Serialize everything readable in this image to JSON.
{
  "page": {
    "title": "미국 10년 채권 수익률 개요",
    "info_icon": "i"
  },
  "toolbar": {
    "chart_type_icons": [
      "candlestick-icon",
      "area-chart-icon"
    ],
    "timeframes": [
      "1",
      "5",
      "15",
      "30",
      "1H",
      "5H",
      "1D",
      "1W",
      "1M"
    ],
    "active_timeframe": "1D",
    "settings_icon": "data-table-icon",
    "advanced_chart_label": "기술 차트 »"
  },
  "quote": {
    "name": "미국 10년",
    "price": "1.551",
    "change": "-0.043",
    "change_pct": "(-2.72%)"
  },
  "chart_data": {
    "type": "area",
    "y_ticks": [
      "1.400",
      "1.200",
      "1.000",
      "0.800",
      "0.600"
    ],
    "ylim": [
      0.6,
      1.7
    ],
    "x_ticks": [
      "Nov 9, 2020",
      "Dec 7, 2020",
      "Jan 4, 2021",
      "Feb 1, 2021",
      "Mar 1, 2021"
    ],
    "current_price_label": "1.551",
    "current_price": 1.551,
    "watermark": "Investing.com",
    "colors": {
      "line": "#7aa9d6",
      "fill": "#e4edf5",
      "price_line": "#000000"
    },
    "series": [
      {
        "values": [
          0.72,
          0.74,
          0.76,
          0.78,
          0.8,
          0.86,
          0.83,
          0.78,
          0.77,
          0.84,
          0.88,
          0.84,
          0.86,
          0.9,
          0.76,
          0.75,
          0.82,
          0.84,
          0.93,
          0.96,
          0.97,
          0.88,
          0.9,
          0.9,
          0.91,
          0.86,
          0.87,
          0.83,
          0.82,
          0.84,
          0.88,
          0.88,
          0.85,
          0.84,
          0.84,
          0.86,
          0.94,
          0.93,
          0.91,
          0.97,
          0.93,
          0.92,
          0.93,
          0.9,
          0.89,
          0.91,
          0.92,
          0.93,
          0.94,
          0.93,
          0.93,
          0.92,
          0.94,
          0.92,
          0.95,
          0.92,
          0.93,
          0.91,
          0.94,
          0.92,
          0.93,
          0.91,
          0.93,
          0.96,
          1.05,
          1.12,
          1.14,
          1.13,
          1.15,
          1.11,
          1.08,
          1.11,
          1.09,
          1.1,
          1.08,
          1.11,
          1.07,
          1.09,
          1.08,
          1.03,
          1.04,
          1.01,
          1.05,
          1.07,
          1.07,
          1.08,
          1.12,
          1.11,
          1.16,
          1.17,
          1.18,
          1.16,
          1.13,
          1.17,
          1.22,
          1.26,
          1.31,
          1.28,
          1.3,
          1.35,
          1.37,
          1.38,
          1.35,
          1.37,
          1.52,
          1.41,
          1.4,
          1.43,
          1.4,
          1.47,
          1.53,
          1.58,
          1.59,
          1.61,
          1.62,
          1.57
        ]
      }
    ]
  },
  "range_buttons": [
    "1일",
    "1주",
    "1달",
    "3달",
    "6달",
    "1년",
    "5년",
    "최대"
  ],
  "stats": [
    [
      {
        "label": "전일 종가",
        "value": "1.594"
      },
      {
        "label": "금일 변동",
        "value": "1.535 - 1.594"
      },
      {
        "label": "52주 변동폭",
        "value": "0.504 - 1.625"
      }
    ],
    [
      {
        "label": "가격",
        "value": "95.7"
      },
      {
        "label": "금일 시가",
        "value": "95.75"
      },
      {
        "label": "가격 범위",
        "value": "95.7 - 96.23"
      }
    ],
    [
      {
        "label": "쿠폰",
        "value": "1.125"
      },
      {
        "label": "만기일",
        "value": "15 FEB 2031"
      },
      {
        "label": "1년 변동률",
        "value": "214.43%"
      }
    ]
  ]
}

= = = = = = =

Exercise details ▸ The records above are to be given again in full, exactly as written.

Result ▸
Serialize everything readable in this image to JSON.
{
  "page": {
    "title": "미국 10년 채권 수익률 개요",
    "info_icon": "i"
  },
  "toolbar": {
    "chart_type_icons": [
      "candlestick-icon",
      "area-chart-icon"
    ],
    "timeframes": [
      "1",
      "5",
      "15",
      "30",
      "1H",
      "5H",
      "1D",
      "1W",
      "1M"
    ],
    "active_timeframe": "1D",
    "settings_icon": "data-table-icon",
    "advanced_chart_label": "기술 차트 »"
  },
  "quote": {
    "name": "미국 10년",
    "price": "1.551",
    "change": "-0.043",
    "change_pct": "(-2.72%)"
  },
  "chart_data": {
    "type": "area",
    "y_ticks": [
      "1.400",
      "1.200",
      "1.000",
      "0.800",
      "0.600"
    ],
    "ylim": [
      0.6,
      1.7
    ],
    "x_ticks": [
      "Nov 9, 2020",
      "Dec 7, 2020",
      "Jan 4, 2021",
      "Feb 1, 2021",
      "Mar 1, 2021"
    ],
    "current_price_label": "1.551",
    "current_price": 1.551,
    "watermark": "Investing.com",
    "colors": {
      "line": "#7aa9d6",
      "fill": "#e4edf5",
      "price_line": "#000000"
    },
    "series": [
      {
        "values": [
          0.72,
          0.74,
          0.76,
          0.78,
          0.8,
          0.86,
          0.83,
          0.78,
          0.77,
          0.84,
          0.88,
          0.84,
          0.86,
          0.9,
          0.76,
          0.75,
          0.82,
          0.84,
          0.93,
          0.96,
          0.97,
          0.88,
          0.9,
          0.9,
          0.91,
          0.86,
          0.87,
          0.83,
          0.82,
          0.84,
          0.88,
          0.88,
          0.85,
          0.84,
          0.84,
          0.86,
          0.94,
          0.93,
          0.91,
          0.97,
          0.93,
          0.92,
          0.93,
          0.9,
          0.89,
          0.91,
          0.92,
          0.93,
          0.94,
          0.93,
          0.93,
          0.92,
          0.94,
          0.92,
          0.95,
          0.92,
          0.93,
          0.91,
          0.94,
          0.92,
          0.93,
          0.91,
          0.93,
          0.96,
          1.05,
          1.12,
          1.14,
          1.13,
          1.15,
          1.11,
          1.08,
          1.11,
          1.09,
          1.1,
          1.08,
          1.11,
          1.07,
          1.09,
          1.08,
          1.03,
          1.04,
          1.01,
          1.05,
          1.07,
          1.07,
          1.08,
          1.12,
          1.11,
          1.16,
          1.17,
          1.18,
          1.16,
          1.13,
          1.17,
          1.22,
          1.26,
          1.31,
          1.28,
          1.3,
          1.35,
          1.37,
          1.38,
          1.35,
          1.37,
          1.52,
          1.41,
          1.4,
          1.43,
          1.4,
          1.47,
          1.53,
          1.58,
          1.59,
          1.61,
          1.62,
          1.57
        ]
      }
    ]
  },
  "range_buttons": [
    "1일",
    "1주",
    "1달",
    "3달",
    "6달",
    "1년",
    "5년",
    "최대"
  ],
  "stats": [
    [
      {
        "label": "전일 종가",
        "value": "1.594"
      },
      {
        "label": "금일 변동",
        "value": "1.535 - 1.594"
      },
      {
        "label": "52주 변동폭",
        "value": "0.504 - 1.625"
      }
    ],
    [
      {
        "label": "가격",
        "value": "95.7"
      },
      {
        "label": "금일 시가",
        "value": "95.75"
      },
      {
        "label": "가격 범위",
        "value": "95.7 - 96.23"
      }
    ],
    [
      {
        "label": "쿠폰",
        "value": "1.125"
      },
      {
        "label": "만기일",
        "value": "15 FEB 2031"
      },
      {
        "label": "1년 변동률",
        "value": "214.43%"
      }
    ]
  ]
}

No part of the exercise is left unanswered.